[Records excerpted from a collection]
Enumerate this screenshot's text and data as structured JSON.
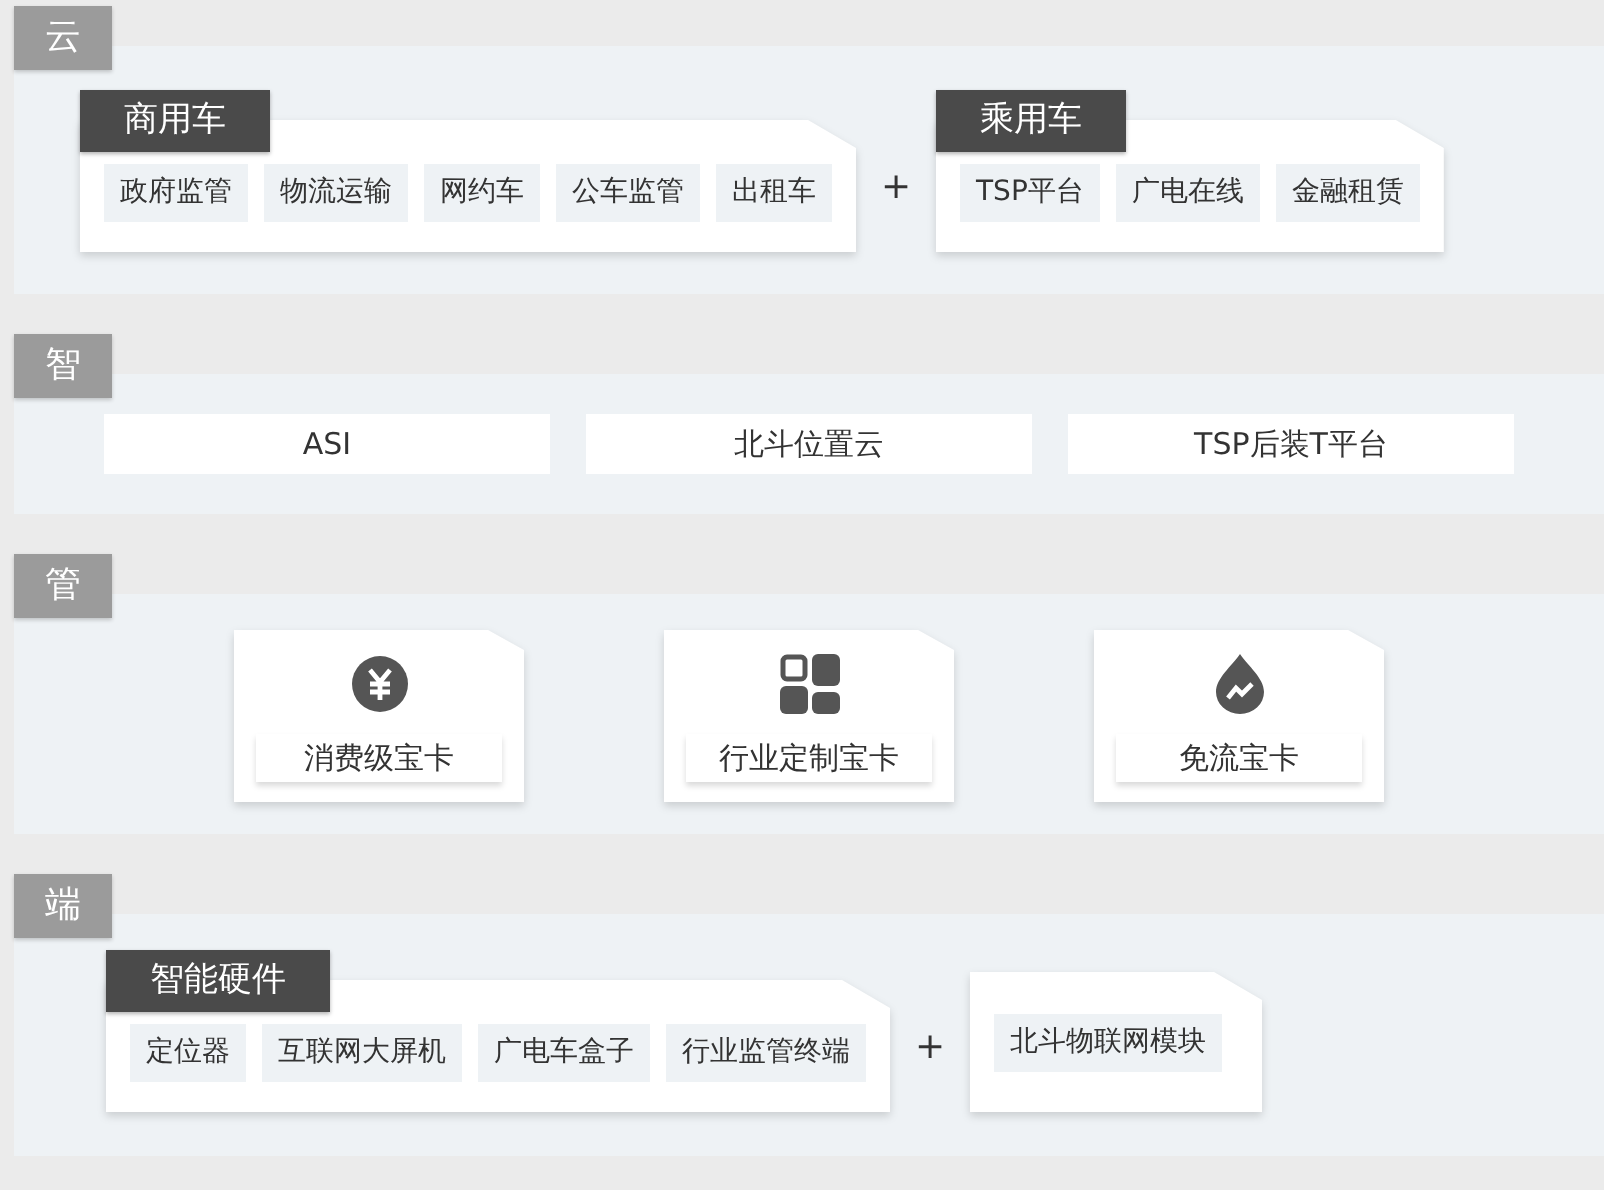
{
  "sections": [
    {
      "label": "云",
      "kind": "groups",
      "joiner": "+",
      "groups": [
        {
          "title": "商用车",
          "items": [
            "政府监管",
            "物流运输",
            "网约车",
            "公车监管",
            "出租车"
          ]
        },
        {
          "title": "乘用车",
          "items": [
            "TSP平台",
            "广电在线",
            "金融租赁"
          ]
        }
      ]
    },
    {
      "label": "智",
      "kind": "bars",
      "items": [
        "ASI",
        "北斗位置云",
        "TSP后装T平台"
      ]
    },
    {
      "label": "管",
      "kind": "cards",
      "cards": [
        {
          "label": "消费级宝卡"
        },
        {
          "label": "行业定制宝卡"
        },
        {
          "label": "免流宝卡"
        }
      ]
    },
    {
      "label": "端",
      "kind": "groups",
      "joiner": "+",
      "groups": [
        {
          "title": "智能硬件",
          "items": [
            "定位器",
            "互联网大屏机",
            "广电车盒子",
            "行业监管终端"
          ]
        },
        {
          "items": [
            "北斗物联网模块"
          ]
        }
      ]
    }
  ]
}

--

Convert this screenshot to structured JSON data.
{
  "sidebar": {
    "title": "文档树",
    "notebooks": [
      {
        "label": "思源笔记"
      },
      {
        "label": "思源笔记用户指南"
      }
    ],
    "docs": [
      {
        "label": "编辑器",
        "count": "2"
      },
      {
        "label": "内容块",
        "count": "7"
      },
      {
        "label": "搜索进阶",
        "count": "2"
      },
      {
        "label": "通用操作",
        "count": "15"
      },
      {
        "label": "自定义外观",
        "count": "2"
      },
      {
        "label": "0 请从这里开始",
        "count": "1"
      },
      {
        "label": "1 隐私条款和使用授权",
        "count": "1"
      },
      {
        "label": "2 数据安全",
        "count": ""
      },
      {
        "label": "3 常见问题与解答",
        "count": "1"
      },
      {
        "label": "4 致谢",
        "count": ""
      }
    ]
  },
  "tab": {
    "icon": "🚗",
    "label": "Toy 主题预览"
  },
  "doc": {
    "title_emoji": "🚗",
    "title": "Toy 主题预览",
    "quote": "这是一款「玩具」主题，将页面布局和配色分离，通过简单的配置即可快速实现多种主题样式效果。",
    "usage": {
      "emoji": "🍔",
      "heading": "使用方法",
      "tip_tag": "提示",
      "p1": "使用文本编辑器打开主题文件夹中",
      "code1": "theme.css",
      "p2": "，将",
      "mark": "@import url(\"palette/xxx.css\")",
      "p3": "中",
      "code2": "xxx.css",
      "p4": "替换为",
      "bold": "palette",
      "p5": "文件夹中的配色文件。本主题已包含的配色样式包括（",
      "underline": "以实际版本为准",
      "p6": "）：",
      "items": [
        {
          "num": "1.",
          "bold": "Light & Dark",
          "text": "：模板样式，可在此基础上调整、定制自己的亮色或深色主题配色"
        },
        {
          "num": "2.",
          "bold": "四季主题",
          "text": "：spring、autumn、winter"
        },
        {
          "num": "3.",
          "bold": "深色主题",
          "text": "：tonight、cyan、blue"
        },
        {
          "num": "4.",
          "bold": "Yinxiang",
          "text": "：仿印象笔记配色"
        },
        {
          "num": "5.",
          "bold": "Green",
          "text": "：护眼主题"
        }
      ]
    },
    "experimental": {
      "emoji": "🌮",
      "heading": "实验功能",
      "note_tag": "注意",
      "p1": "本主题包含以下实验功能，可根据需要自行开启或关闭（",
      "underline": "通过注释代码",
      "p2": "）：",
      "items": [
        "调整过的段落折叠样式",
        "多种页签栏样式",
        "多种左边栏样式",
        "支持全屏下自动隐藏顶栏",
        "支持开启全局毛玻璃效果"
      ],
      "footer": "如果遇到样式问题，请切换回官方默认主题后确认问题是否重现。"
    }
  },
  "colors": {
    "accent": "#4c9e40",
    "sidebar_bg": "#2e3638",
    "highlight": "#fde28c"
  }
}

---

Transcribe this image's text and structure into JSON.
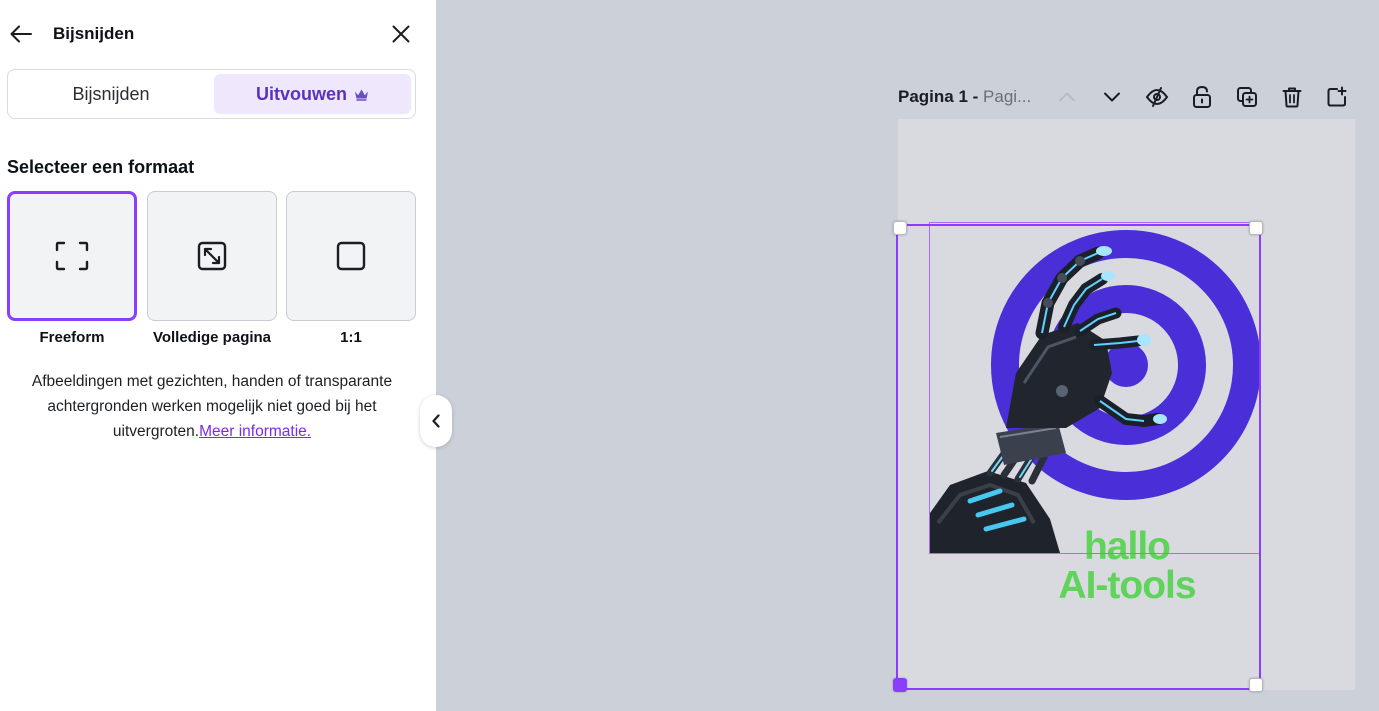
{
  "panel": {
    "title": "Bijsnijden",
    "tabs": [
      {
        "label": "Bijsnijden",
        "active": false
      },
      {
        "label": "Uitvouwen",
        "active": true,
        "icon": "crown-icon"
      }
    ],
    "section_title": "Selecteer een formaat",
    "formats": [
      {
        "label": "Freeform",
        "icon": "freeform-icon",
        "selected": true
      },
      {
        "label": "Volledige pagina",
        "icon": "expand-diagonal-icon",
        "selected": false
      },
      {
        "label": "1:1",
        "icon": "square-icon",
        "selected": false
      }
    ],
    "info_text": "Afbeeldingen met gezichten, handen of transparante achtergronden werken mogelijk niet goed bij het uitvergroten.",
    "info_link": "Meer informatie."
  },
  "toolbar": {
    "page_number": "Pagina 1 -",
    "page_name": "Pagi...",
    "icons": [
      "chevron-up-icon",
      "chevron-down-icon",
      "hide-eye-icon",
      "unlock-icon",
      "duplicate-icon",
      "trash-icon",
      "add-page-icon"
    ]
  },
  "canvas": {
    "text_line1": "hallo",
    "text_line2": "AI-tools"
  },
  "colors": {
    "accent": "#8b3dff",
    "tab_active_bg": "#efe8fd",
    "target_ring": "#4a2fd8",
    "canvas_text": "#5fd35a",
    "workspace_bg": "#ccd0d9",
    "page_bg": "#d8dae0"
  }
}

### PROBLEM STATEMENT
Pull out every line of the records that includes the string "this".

### RESPONSE BOX
Enumerate this screenshot's text and data as structured JSON.
Convert this screenshot to structured JSON data.
Transcribe this image's text and structure into JSON.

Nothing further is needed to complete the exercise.